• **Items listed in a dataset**
•••

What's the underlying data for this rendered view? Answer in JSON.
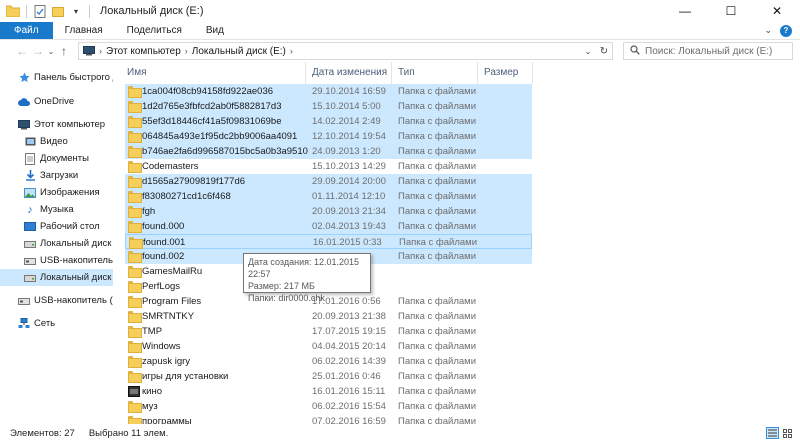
{
  "window": {
    "title": "Локальный диск (E:)",
    "controls": {
      "minimize": "—",
      "maximize": "☐",
      "close": "✕"
    }
  },
  "ribbon": {
    "tabs": [
      {
        "label": "Файл",
        "active": true
      },
      {
        "label": "Главная"
      },
      {
        "label": "Поделиться"
      },
      {
        "label": "Вид"
      }
    ]
  },
  "address": {
    "crumbs": [
      "Этот компьютер",
      "Локальный диск (E:)"
    ],
    "search_placeholder": "Поиск: Локальный диск (E:)"
  },
  "nav": {
    "items": [
      {
        "label": "Панель быстрого до",
        "icon": "star-icon"
      },
      {
        "label": "OneDrive",
        "icon": "cloud-icon"
      },
      {
        "label": "Этот компьютер",
        "icon": "computer-icon"
      },
      {
        "label": "Видео",
        "icon": "video-icon"
      },
      {
        "label": "Документы",
        "icon": "documents-icon"
      },
      {
        "label": "Загрузки",
        "icon": "downloads-icon"
      },
      {
        "label": "Изображения",
        "icon": "pictures-icon"
      },
      {
        "label": "Музыка",
        "icon": "music-icon"
      },
      {
        "label": "Рабочий стол",
        "icon": "desktop-icon"
      },
      {
        "label": "Локальный диск (C",
        "icon": "drive-icon"
      },
      {
        "label": "USB-накопитель (D",
        "icon": "usb-drive-icon"
      },
      {
        "label": "Локальный диск (E",
        "icon": "drive-icon",
        "selected": true
      },
      {
        "label": "USB-накопитель (D:)",
        "icon": "usb-drive-icon"
      },
      {
        "label": "Сеть",
        "icon": "network-icon"
      }
    ]
  },
  "columns": {
    "name": "Имя",
    "date": "Дата изменения",
    "type": "Тип",
    "size": "Размер"
  },
  "files": [
    {
      "name": "1ca004f08cb94158fd922ae036",
      "date": "29.10.2014 16:59",
      "type": "Папка с файлами",
      "selected": true
    },
    {
      "name": "1d2d765e3fbfcd2ab0f5882817d3",
      "date": "15.10.2014 5:00",
      "type": "Папка с файлами",
      "selected": true
    },
    {
      "name": "55ef3d18446cf41a5f09831069be",
      "date": "14.02.2014 2:49",
      "type": "Папка с файлами",
      "selected": true
    },
    {
      "name": "064845a493e1f95dc2bb9006aa4091",
      "date": "12.10.2014 19:54",
      "type": "Папка с файлами",
      "selected": true
    },
    {
      "name": "b746ae2fa6d996587015bc5a0b3a9510",
      "date": "24.09.2013 1:20",
      "type": "Папка с файлами",
      "selected": true
    },
    {
      "name": "Codemasters",
      "date": "15.10.2013 14:29",
      "type": "Папка с файлами"
    },
    {
      "name": "d1565a27909819f177d6",
      "date": "29.09.2014 20:00",
      "type": "Папка с файлами",
      "selected": true
    },
    {
      "name": "f83080271cd1c6f468",
      "date": "01.11.2014 12:10",
      "type": "Папка с файлами",
      "selected": true
    },
    {
      "name": "fgh",
      "date": "20.09.2013 21:34",
      "type": "Папка с файлами",
      "selected": true
    },
    {
      "name": "found.000",
      "date": "02.04.2013 19:43",
      "type": "Папка с файлами",
      "selected": true
    },
    {
      "name": "found.001",
      "date": "16.01.2015 0:33",
      "type": "Папка с файлами",
      "selected": true,
      "focused": true
    },
    {
      "name": "found.002",
      "date": "",
      "type": "Папка с файлами",
      "selected": true
    },
    {
      "name": "GamesMailRu",
      "date": "",
      "type": ""
    },
    {
      "name": "PerfLogs",
      "date": "",
      "type": ""
    },
    {
      "name": "Program Files",
      "date": "17.01.2016 0:56",
      "type": "Папка с файлами"
    },
    {
      "name": "SMRTNTKY",
      "date": "20.09.2013 21:38",
      "type": "Папка с файлами"
    },
    {
      "name": "TMP",
      "date": "17.07.2015 19:15",
      "type": "Папка с файлами"
    },
    {
      "name": "Windows",
      "date": "04.04.2015 20:14",
      "type": "Папка с файлами"
    },
    {
      "name": "zapusk igry",
      "date": "06.02.2016 14:39",
      "type": "Папка с файлами"
    },
    {
      "name": "игры для установки",
      "date": "25.01.2016 0:46",
      "type": "Папка с файлами"
    },
    {
      "name": "кино",
      "date": "16.01.2016 15:11",
      "type": "Папка с файлами",
      "icon": "dark"
    },
    {
      "name": "муз",
      "date": "06.02.2016 15:54",
      "type": "Папка с файлами"
    },
    {
      "name": "программы",
      "date": "07.02.2016 16:59",
      "type": "Папка с файлами"
    }
  ],
  "tooltip": {
    "created": "Дата создания: 12.01.2015 22:57",
    "size": "Размер: 217 МБ",
    "folders": "Папки: dir0000.chk"
  },
  "status": {
    "count": "Элементов: 27",
    "selected": "Выбрано 11 элем."
  },
  "colors": {
    "accent": "#1979ca",
    "selection": "#cce8ff",
    "selection_border": "#99d1ff"
  }
}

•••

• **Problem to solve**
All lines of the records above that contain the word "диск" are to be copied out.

• **Task result**
    "title": "Локальный диск (E:)",
      "Локальный диск (E:)"
    "search_placeholder": "Поиск: Локальный диск (E:)"
        "label": "Локальный диск (C",
        "label": "Локальный диск (E",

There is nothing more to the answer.